What the exercise asks:
Go through the data and copy each line where the string "aktivieren" appears.

Data records:

>>

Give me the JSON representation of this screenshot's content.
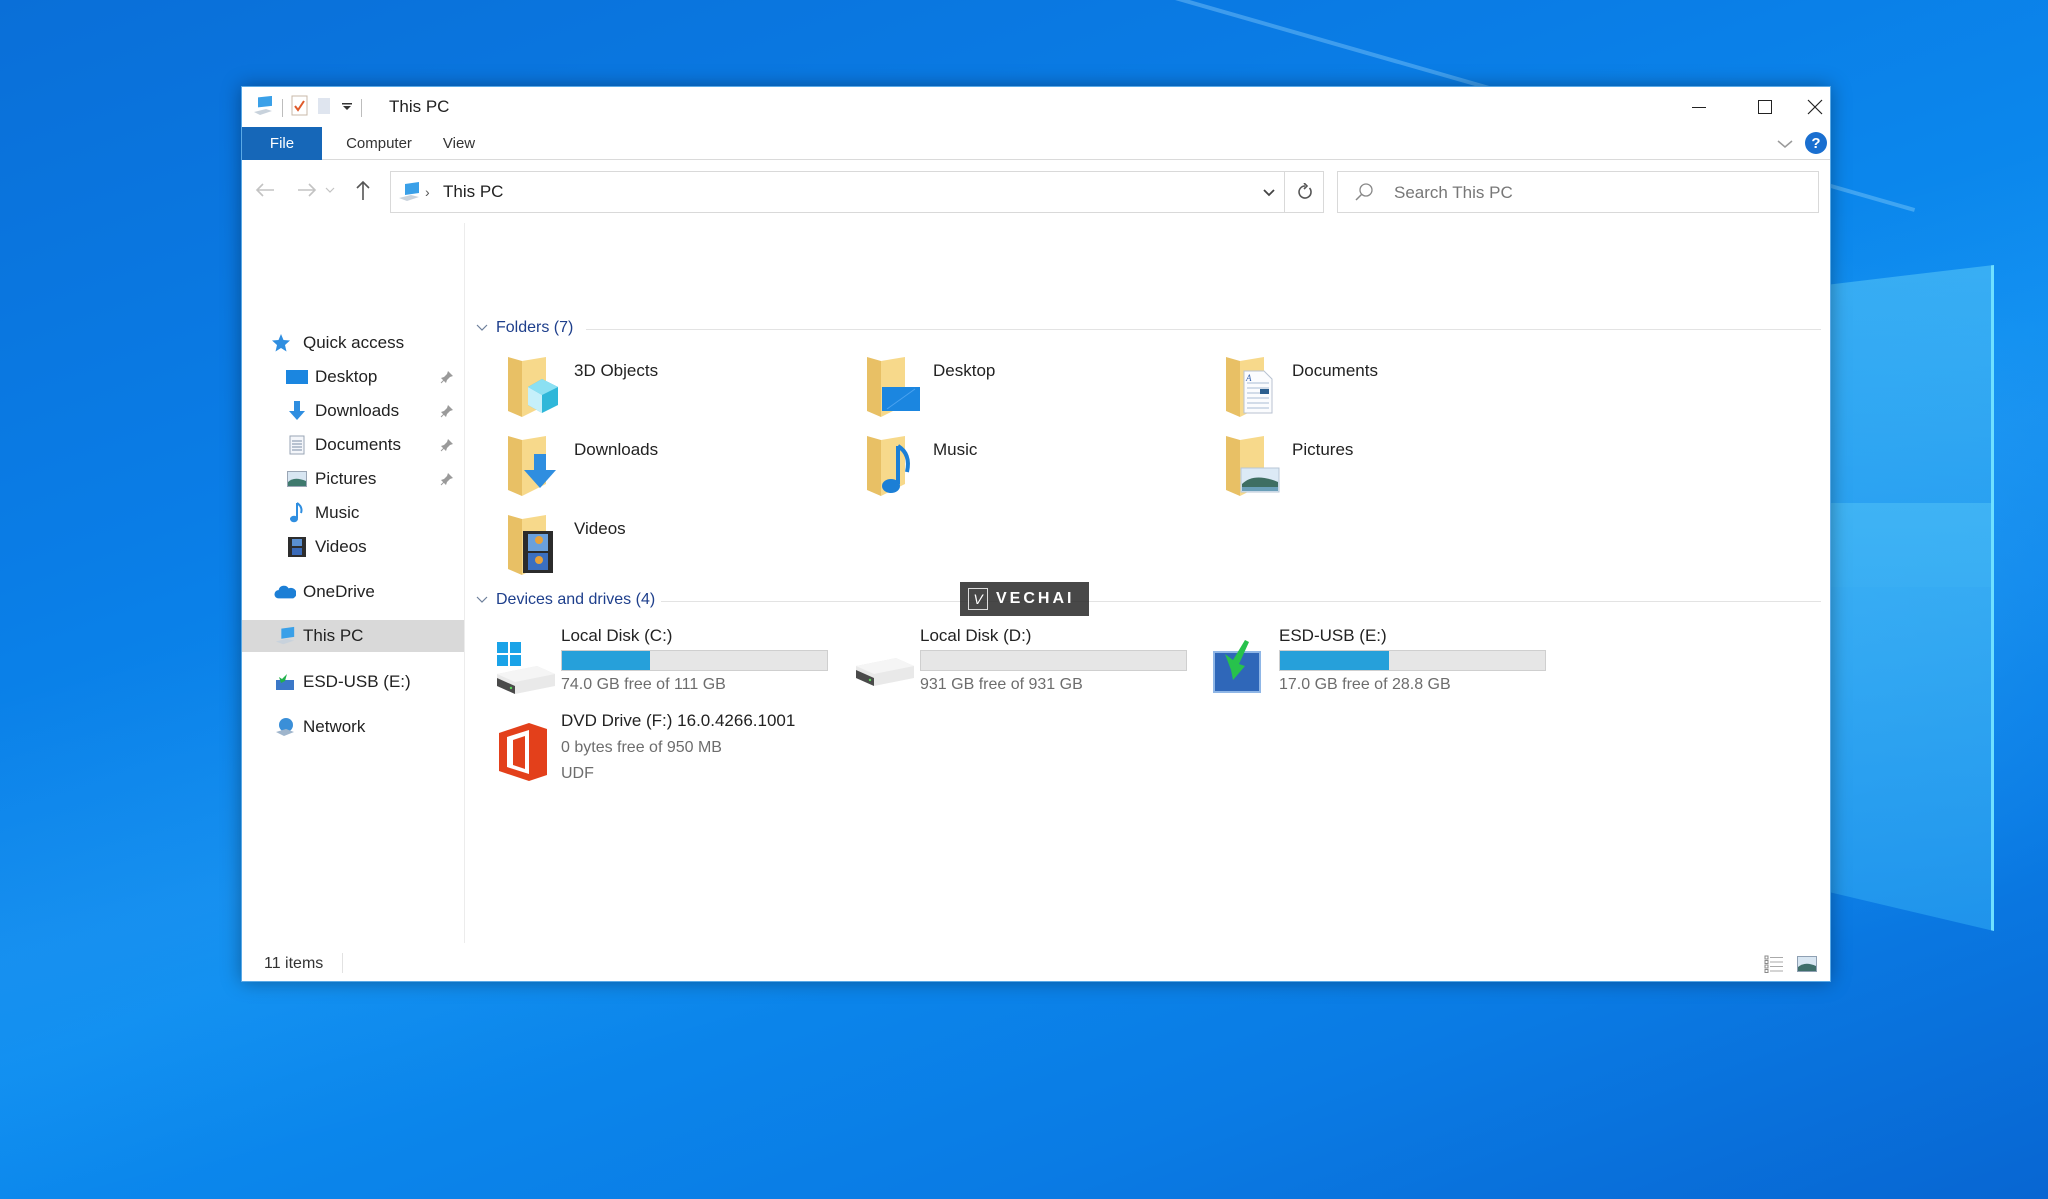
{
  "window": {
    "title": "This PC",
    "controls": {
      "minimize": "minimize",
      "maximize": "maximize",
      "close": "close"
    }
  },
  "quick_access_toolbar": {
    "icons": [
      "this-pc-icon",
      "properties-icon",
      "new-folder-icon",
      "customize-dropdown-icon"
    ]
  },
  "ribbon": {
    "tabs": [
      {
        "label": "File",
        "active": true
      },
      {
        "label": "Computer",
        "active": false
      },
      {
        "label": "View",
        "active": false
      }
    ],
    "help_label": "?"
  },
  "address_bar": {
    "breadcrumb": [
      "This PC"
    ],
    "separator": "›"
  },
  "search": {
    "placeholder": "Search This PC",
    "value": ""
  },
  "nav_pane": {
    "items": [
      {
        "label": "Quick access",
        "icon": "star-icon",
        "pinned": false,
        "indent": 0
      },
      {
        "label": "Desktop",
        "icon": "desktop-icon",
        "pinned": true,
        "indent": 1
      },
      {
        "label": "Downloads",
        "icon": "download-arrow-icon",
        "pinned": true,
        "indent": 1
      },
      {
        "label": "Documents",
        "icon": "document-icon",
        "pinned": true,
        "indent": 1
      },
      {
        "label": "Pictures",
        "icon": "picture-icon",
        "pinned": true,
        "indent": 1
      },
      {
        "label": "Music",
        "icon": "music-note-icon",
        "pinned": false,
        "indent": 1
      },
      {
        "label": "Videos",
        "icon": "film-icon",
        "pinned": false,
        "indent": 1
      },
      {
        "label": "OneDrive",
        "icon": "cloud-icon",
        "pinned": false,
        "indent": 0
      },
      {
        "label": "This PC",
        "icon": "computer-icon",
        "pinned": false,
        "indent": 0,
        "selected": true
      },
      {
        "label": "ESD-USB (E:)",
        "icon": "usb-drive-icon",
        "pinned": false,
        "indent": 0
      },
      {
        "label": "Network",
        "icon": "network-icon",
        "pinned": false,
        "indent": 0
      }
    ]
  },
  "content": {
    "folders_header": "Folders (7)",
    "folders": [
      {
        "name": "3D Objects",
        "overlay": "cube"
      },
      {
        "name": "Desktop",
        "overlay": "desktop"
      },
      {
        "name": "Documents",
        "overlay": "document"
      },
      {
        "name": "Downloads",
        "overlay": "download"
      },
      {
        "name": "Music",
        "overlay": "music"
      },
      {
        "name": "Pictures",
        "overlay": "picture"
      },
      {
        "name": "Videos",
        "overlay": "film"
      }
    ],
    "drives_header": "Devices and drives (4)",
    "drives": [
      {
        "name": "Local Disk (C:)",
        "free_text": "74.0 GB free of 111 GB",
        "used_fraction": 0.333,
        "icon": "windows-drive"
      },
      {
        "name": "Local Disk (D:)",
        "free_text": "931 GB free of 931 GB",
        "used_fraction": 0.0,
        "icon": "hard-drive"
      },
      {
        "name": "ESD-USB (E:)",
        "free_text": "17.0 GB free of 28.8 GB",
        "used_fraction": 0.41,
        "icon": "usb-drive"
      }
    ],
    "dvd": {
      "name": "DVD Drive (F:) 16.0.4266.1001",
      "free_text": "0 bytes free of 950 MB",
      "filesystem": "UDF"
    }
  },
  "watermark": {
    "text": "VECHAI",
    "logo": "V"
  },
  "status_bar": {
    "item_count": "11 items"
  },
  "colors": {
    "accent": "#1667b8",
    "progress": "#26a0da",
    "group_header": "#1e3f8c",
    "selected_nav": "#d9d9d9",
    "office_orange": "#e3401b"
  }
}
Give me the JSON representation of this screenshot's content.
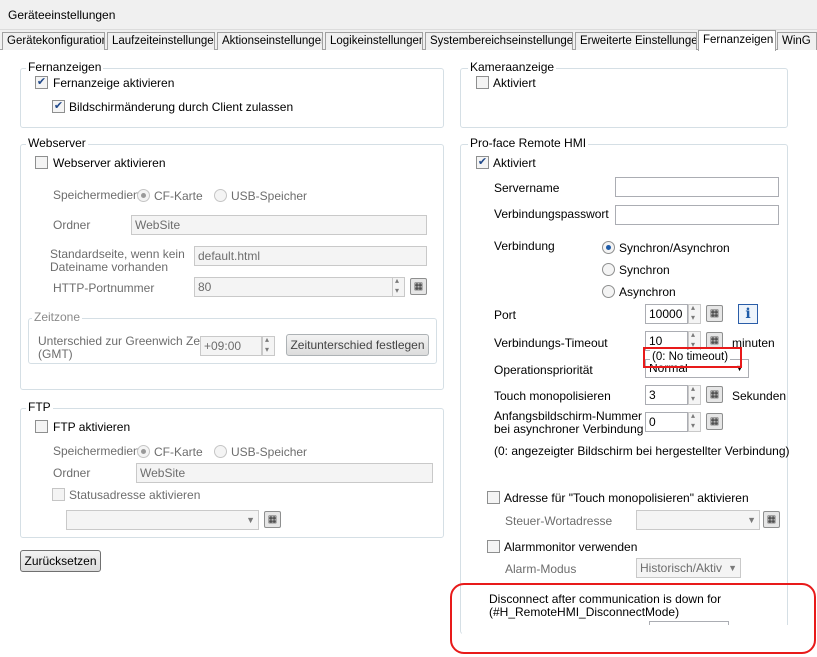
{
  "window": {
    "title": "Geräteeinstellungen"
  },
  "tabs": [
    "Gerätekonfiguration",
    "Laufzeiteinstellungen",
    "Aktionseinstellungen",
    "Logikeinstellungen",
    "Systembereichseinstellungen",
    "Erweiterte Einstellungen",
    "Fernanzeigen",
    "WinG"
  ],
  "fernanzeigen": {
    "title": "Fernanzeigen",
    "enable_label": "Fernanzeige aktivieren",
    "client_change_label": "Bildschirmänderung durch Client zulassen"
  },
  "kamera": {
    "title": "Kameraanzeige",
    "enable_label": "Aktiviert"
  },
  "webserver": {
    "title": "Webserver",
    "enable_label": "Webserver aktivieren",
    "storage_label": "Speichermedien",
    "cf_label": "CF-Karte",
    "usb_label": "USB-Speicher",
    "folder_label": "Ordner",
    "folder_value": "WebSite",
    "default_page_label_1": "Standardseite, wenn kein",
    "default_page_label_2": "Dateiname vorhanden",
    "default_page_value": "default.html",
    "port_label": "HTTP-Portnummer",
    "port_value": "80",
    "zone_title": "Zeitzone",
    "gmt_label_1": "Unterschied zur Greenwich Zeit",
    "gmt_label_2": "(GMT)",
    "gmt_value": "+09:00",
    "set_offset_button": "Zeitunterschied festlegen"
  },
  "ftp": {
    "title": "FTP",
    "enable_label": "FTP aktivieren",
    "storage_label": "Speichermedien",
    "cf_label": "CF-Karte",
    "usb_label": "USB-Speicher",
    "folder_label": "Ordner",
    "folder_value": "WebSite",
    "status_label": "Statusadresse aktivieren"
  },
  "reset_button": "Zurücksetzen",
  "remote_hmi": {
    "title": "Pro-face Remote HMI",
    "enable_label": "Aktiviert",
    "server_label": "Servername",
    "password_label": "Verbindungspasswort",
    "connection_label": "Verbindung",
    "conn_options": [
      "Synchron/Asynchron",
      "Synchron",
      "Asynchron"
    ],
    "port_label": "Port",
    "port_value": "10000",
    "info_icon_text": "i",
    "timeout_label": "Verbindungs-Timeout",
    "timeout_value": "10",
    "timeout_unit": "minuten",
    "timeout_hint": "(0: No timeout)",
    "priority_label": "Operationspriorität",
    "priority_value": "Normal",
    "touch_label": "Touch monopolisieren",
    "touch_value": "3",
    "touch_unit": "Sekunden",
    "start_label_1": "Anfangsbildschirm-Nummer",
    "start_label_2": "bei asynchroner Verbindung",
    "start_value": "0",
    "start_hint": "(0: angezeigter Bildschirm bei hergestellter Verbindung)",
    "touch_addr_label": "Adresse für \"Touch monopolisieren\" aktivieren",
    "control_word_label": "Steuer-Wortadresse",
    "alarm_label": "Alarmmonitor verwenden",
    "alarm_mode_label": "Alarm-Modus",
    "alarm_mode_value": "Historisch/Aktiv",
    "disconnect_label_1": "Disconnect after communication is down for",
    "disconnect_label_2": "(#H_RemoteHMI_DisconnectMode)"
  },
  "icons": {
    "keypad": "keypad-icon",
    "info": "info-icon",
    "dropdown": "chevron-down-icon"
  },
  "colors": {
    "highlight": "#e81a1a",
    "accent": "#1e5ba8"
  }
}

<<

Response to the exercise:
    "enable_label": "Fernanzeige aktivieren",
    "enable_label": "Webserver aktivieren",
    "enable_label": "FTP aktivieren",
    "status_label": "Statusadresse aktivieren"
    "touch_addr_label": "Adresse für \"Touch monopolisieren\" aktivieren",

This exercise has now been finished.